Clematis is a beautiful, climbing woody vine that produces abundant blossoms in a variety of colors. Once established, clematis needs only a minimum of care to continue blooming year after year. Most popular varieties are the Jackman clematis, which produces large, deep purple flowers, and the Japanese clematis which produces profuse small white flowers. Transplanting clematis from one area to another is not a difficult process but needs some consideration.
Clematis comes in varieties that bloom at different times of the growing season. There are spring-blooming varieties that come out of their dormancy period very early. Other varieties bloom in the mid-summer or fall. These periods of dormancy, growing and blooming have an effect on the strength of the plant and its ability to withstand the shock of the transplant process, so care should be taken to avoid blooming seasons when transplanting.
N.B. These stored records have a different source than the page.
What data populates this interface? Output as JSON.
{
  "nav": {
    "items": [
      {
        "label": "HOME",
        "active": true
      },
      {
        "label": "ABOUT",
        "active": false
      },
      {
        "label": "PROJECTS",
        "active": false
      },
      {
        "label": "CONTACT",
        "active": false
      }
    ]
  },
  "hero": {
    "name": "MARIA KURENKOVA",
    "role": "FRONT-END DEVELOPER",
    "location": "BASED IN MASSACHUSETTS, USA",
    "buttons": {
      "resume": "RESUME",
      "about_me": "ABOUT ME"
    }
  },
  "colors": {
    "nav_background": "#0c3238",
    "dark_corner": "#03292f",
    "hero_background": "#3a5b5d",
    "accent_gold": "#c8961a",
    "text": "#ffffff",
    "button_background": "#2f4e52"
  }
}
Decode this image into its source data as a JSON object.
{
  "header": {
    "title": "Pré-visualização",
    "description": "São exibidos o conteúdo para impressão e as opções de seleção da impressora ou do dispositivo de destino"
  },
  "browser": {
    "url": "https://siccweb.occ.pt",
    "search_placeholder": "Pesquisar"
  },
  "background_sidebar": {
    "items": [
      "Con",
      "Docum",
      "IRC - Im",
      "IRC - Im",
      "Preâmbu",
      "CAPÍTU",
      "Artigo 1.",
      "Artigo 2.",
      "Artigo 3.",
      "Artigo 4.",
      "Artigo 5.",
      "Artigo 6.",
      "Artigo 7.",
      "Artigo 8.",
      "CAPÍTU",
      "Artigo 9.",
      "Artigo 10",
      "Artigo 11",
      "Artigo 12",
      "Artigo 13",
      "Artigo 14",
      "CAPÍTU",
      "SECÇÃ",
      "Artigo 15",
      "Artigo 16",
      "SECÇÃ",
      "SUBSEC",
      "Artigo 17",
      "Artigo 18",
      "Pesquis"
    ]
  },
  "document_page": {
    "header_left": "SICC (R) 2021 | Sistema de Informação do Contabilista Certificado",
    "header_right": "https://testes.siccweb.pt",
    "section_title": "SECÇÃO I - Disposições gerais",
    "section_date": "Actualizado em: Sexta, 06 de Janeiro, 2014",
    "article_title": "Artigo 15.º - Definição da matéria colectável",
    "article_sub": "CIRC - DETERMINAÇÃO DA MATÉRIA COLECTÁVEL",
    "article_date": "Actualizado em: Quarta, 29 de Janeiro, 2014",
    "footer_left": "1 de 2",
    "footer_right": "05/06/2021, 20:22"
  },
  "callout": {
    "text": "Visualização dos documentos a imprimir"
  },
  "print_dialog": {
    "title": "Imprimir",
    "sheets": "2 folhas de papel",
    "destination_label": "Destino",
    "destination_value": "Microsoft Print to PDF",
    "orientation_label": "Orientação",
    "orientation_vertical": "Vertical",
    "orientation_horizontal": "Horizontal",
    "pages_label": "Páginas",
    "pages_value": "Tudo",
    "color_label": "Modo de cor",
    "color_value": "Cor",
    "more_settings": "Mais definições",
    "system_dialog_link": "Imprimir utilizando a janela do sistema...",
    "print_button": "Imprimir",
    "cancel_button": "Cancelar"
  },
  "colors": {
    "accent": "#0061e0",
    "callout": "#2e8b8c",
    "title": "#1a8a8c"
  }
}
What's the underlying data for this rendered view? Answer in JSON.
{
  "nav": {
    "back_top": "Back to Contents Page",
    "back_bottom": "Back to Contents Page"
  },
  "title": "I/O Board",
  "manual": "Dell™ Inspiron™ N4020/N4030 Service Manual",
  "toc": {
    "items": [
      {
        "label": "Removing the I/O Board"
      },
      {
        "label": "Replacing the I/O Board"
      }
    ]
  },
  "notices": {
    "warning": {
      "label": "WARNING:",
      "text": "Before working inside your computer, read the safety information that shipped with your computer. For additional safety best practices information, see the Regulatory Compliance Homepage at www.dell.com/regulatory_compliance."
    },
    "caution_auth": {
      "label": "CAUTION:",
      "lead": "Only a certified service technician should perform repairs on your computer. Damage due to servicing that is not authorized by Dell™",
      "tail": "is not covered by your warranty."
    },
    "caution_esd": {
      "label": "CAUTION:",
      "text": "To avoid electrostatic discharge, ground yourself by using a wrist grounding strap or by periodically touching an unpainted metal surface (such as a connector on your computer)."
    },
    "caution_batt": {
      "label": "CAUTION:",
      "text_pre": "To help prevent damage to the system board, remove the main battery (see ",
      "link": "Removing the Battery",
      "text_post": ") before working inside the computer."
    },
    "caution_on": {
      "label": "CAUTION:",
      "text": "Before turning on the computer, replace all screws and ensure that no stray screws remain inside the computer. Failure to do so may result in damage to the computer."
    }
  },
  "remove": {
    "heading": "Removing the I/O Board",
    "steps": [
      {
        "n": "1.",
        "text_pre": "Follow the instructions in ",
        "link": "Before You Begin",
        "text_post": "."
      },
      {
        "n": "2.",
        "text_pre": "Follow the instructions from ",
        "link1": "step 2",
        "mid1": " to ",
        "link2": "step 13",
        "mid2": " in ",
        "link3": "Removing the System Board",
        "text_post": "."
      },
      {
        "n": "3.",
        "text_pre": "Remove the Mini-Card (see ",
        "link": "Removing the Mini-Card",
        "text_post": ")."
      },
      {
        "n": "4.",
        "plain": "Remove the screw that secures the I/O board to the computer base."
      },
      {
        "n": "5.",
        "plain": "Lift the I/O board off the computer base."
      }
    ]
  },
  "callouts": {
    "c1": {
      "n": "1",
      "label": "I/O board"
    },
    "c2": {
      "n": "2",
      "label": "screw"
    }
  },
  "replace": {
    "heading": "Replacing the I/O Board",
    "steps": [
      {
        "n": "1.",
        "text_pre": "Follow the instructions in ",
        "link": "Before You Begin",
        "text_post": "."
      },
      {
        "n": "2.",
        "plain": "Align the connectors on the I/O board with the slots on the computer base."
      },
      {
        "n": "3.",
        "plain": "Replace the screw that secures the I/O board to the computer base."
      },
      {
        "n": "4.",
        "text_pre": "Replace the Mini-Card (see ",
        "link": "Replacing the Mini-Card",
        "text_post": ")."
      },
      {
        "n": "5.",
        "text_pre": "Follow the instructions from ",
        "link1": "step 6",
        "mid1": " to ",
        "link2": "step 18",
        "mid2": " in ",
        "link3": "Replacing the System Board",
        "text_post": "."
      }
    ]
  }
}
Most experts suggest that transplanting be done very early in the spring while the plant is still dormant and before new growth appears. This can be done as soon as the ground can be worked. Otherwise, transplanting should be delayed until very late in the fall after blooms have fallen off.
A well-established clematis plant will have an extensive root system that will be larger than you expect. Plant roots can reach as much as 4 feet under ground. It is important to avoid damaging the roots as much as possible because most of the plant’s energy is in the root system during the dormancy period. Dig up the plant, taking care to get as much as the root system as you can. If the plant is large and unwieldy, you may need to use a wheelbarrow to carry it to the transplanting area.
Dig a hole considerably larger than you will need for the root system. Place compost or manure at the bottom of the hole. Throw in a bit of bone meal or a fertilizer high in phosphates. Mix with the compost at the bottom of the hole. Fill the hole with water. Submerge the plant in the water. Fill in with enriched topsoil. See that the plant is 2-3 inches deeper than its previous level. Water regularly as needed
Keeping the plant moist will help to establish it in its new home and will reduce shock to the root system. Many clematis plants weather transplanting without a problem, but sometimes a full growing season is required to become accustomed to its new position. Regardless, keep the plant watered and fertilize every two weeks with a general fertilizer.